* Exercise details *
Please count the lines of the data that contain "bright" and state only the total.

* Records to process *
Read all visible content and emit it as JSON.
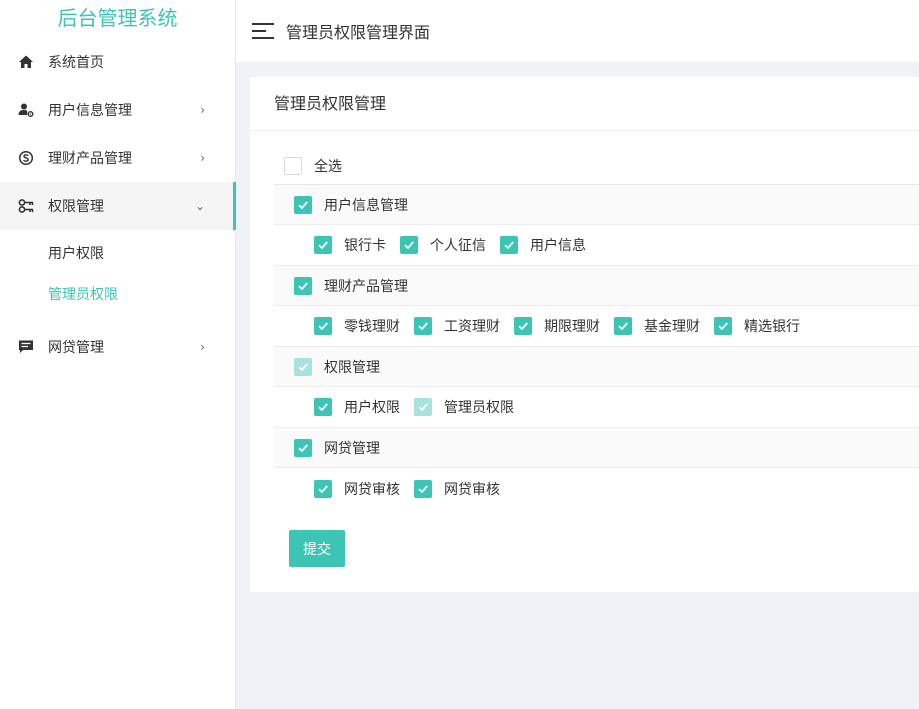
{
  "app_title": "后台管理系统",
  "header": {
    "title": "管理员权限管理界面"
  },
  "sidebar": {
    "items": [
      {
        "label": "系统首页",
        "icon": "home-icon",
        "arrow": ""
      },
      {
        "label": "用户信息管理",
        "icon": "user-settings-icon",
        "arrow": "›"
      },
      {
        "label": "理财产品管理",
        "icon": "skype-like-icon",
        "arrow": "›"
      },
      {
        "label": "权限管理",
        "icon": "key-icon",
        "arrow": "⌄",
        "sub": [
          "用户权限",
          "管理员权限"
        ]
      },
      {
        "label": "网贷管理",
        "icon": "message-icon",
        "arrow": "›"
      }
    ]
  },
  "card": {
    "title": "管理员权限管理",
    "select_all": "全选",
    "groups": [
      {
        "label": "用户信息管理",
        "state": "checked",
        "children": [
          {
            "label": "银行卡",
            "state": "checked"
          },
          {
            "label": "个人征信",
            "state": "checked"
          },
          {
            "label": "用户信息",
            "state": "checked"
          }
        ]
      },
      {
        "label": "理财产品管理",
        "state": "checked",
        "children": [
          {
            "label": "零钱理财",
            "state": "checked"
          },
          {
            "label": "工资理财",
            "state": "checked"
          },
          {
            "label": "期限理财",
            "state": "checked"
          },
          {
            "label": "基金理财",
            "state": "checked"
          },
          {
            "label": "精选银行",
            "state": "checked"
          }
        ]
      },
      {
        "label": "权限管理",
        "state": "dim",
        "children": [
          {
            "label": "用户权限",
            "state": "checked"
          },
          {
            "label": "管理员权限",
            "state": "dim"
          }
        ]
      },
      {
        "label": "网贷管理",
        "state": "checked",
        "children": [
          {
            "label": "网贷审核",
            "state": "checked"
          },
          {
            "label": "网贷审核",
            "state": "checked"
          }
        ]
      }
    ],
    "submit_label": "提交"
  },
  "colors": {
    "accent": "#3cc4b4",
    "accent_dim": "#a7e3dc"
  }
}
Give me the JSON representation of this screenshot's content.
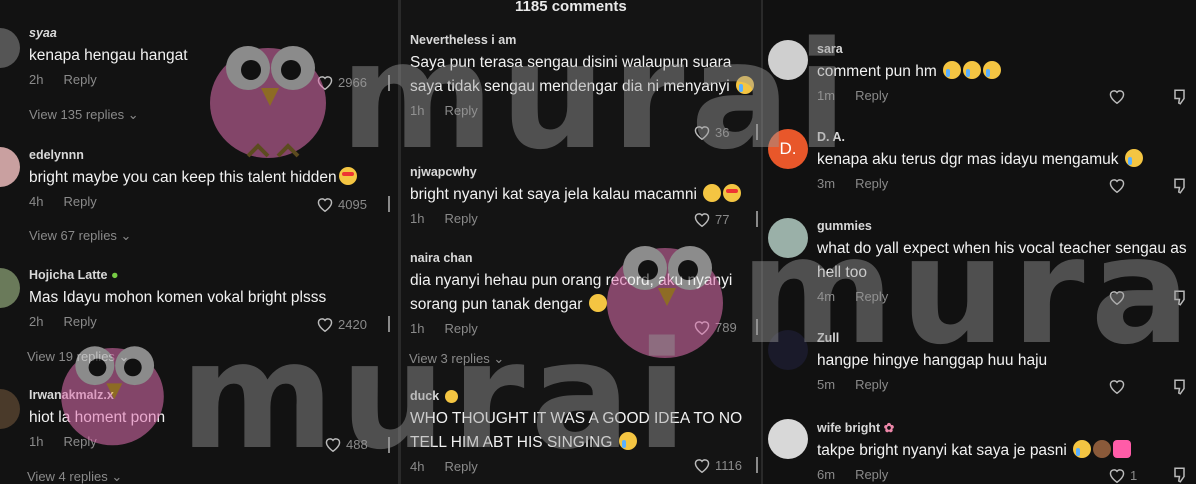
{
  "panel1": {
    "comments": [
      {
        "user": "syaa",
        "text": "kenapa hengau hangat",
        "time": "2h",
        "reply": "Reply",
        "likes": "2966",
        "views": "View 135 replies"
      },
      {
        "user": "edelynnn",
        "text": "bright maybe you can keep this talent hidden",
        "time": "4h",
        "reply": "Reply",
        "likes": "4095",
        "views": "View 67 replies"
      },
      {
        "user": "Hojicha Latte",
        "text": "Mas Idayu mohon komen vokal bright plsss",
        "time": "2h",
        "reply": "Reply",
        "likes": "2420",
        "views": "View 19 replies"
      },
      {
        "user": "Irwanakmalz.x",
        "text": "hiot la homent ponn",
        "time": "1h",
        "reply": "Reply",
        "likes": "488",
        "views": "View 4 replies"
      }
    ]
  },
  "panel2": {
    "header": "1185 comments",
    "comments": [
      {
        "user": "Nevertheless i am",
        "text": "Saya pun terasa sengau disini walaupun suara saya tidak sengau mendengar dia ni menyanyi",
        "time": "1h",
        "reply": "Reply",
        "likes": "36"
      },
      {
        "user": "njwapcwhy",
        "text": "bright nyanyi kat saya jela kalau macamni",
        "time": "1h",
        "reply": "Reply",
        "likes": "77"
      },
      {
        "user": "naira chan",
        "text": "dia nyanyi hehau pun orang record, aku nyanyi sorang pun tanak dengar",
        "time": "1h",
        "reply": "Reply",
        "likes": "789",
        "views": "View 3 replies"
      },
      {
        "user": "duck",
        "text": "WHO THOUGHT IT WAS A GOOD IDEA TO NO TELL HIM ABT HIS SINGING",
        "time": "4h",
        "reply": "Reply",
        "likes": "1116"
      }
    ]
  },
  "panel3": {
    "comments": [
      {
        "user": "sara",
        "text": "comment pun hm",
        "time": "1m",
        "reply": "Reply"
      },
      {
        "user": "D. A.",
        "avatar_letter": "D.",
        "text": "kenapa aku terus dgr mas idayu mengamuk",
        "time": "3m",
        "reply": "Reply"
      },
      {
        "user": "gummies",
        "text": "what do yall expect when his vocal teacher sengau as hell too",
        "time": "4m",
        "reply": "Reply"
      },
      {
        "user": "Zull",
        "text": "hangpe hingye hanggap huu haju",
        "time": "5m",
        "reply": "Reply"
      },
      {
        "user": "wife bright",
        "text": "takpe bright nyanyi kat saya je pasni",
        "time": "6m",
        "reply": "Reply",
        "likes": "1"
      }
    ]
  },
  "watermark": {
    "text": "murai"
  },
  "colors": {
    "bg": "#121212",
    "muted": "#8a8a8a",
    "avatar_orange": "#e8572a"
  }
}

* Exercise response *
5